Line by line, set down the records exactly as they appear below.

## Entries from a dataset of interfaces
"""
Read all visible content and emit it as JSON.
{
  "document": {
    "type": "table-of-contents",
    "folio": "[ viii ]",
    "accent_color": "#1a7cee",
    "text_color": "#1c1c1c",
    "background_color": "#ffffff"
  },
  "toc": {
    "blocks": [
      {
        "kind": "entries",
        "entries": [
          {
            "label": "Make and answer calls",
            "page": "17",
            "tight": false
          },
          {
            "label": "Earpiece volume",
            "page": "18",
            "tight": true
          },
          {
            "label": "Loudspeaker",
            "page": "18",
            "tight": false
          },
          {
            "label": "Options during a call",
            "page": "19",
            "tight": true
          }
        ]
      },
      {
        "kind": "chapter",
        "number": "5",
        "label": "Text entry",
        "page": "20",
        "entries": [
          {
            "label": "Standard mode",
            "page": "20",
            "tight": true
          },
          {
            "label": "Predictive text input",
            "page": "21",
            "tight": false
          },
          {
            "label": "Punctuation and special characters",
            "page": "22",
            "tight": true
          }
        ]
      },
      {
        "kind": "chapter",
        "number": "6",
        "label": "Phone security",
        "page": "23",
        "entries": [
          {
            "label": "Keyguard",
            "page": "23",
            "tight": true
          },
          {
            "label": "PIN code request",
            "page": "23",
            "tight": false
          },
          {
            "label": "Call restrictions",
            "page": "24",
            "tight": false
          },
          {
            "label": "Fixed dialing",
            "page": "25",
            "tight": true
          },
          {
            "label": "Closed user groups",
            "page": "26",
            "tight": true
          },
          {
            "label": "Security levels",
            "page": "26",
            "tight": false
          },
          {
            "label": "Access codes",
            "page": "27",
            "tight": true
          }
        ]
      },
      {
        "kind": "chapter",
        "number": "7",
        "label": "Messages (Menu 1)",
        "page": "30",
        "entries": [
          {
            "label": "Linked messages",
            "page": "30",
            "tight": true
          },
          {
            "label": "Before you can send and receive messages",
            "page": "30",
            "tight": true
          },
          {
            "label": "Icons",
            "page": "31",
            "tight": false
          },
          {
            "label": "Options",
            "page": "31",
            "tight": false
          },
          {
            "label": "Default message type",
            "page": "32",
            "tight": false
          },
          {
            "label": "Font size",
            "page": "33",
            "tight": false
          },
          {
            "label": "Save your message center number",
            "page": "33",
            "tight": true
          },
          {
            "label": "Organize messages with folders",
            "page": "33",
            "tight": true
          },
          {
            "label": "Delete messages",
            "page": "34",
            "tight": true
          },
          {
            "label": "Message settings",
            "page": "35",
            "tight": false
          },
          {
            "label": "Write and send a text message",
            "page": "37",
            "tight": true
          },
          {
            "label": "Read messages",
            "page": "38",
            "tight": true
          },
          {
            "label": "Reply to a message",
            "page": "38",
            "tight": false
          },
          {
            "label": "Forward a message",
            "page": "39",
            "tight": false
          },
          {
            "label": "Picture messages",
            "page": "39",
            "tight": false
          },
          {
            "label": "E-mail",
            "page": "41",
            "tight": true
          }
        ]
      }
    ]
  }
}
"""
## SOLUTION BELOW
Read all visible content and emit it as JSON.
{
  "document": {
    "type": "table-of-contents",
    "folio": "[ viii ]",
    "accent_color": "#1a7cee",
    "text_color": "#1c1c1c",
    "background_color": "#ffffff"
  },
  "toc": {
    "blocks": [
      {
        "kind": "entries",
        "entries": [
          {
            "label": "Make and answer calls",
            "page": "17",
            "tight": false
          },
          {
            "label": "Earpiece volume",
            "page": "18",
            "tight": true
          },
          {
            "label": "Loudspeaker",
            "page": "18",
            "tight": false
          },
          {
            "label": "Options during a call",
            "page": "19",
            "tight": true
          }
        ]
      },
      {
        "kind": "chapter",
        "number": "5",
        "label": "Text entry",
        "page": "20",
        "entries": [
          {
            "label": "Standard mode",
            "page": "20",
            "tight": true
          },
          {
            "label": "Predictive text input",
            "page": "21",
            "tight": false
          },
          {
            "label": "Punctuation and special characters",
            "page": "22",
            "tight": true
          }
        ]
      },
      {
        "kind": "chapter",
        "number": "6",
        "label": "Phone security",
        "page": "23",
        "entries": [
          {
            "label": "Keyguard",
            "page": "23",
            "tight": true
          },
          {
            "label": "PIN code request",
            "page": "23",
            "tight": false
          },
          {
            "label": "Call restrictions",
            "page": "24",
            "tight": false
          },
          {
            "label": "Fixed dialing",
            "page": "25",
            "tight": true
          },
          {
            "label": "Closed user groups",
            "page": "26",
            "tight": true
          },
          {
            "label": "Security levels",
            "page": "26",
            "tight": false
          },
          {
            "label": "Access codes",
            "page": "27",
            "tight": true
          }
        ]
      },
      {
        "kind": "chapter",
        "number": "7",
        "label": "Messages (Menu 1)",
        "page": "30",
        "entries": [
          {
            "label": "Linked messages",
            "page": "30",
            "tight": true
          },
          {
            "label": "Before you can send and receive messages",
            "page": "30",
            "tight": true
          },
          {
            "label": "Icons",
            "page": "31",
            "tight": false
          },
          {
            "label": "Options",
            "page": "31",
            "tight": false
          },
          {
            "label": "Default message type",
            "page": "32",
            "tight": false
          },
          {
            "label": "Font size",
            "page": "33",
            "tight": false
          },
          {
            "label": "Save your message center number",
            "page": "33",
            "tight": true
          },
          {
            "label": "Organize messages with folders",
            "page": "33",
            "tight": true
          },
          {
            "label": "Delete messages",
            "page": "34",
            "tight": true
          },
          {
            "label": "Message settings",
            "page": "35",
            "tight": false
          },
          {
            "label": "Write and send a text message",
            "page": "37",
            "tight": true
          },
          {
            "label": "Read messages",
            "page": "38",
            "tight": true
          },
          {
            "label": "Reply to a message",
            "page": "38",
            "tight": false
          },
          {
            "label": "Forward a message",
            "page": "39",
            "tight": false
          },
          {
            "label": "Picture messages",
            "page": "39",
            "tight": false
          },
          {
            "label": "E-mail",
            "page": "41",
            "tight": true
          }
        ]
      }
    ]
  }
}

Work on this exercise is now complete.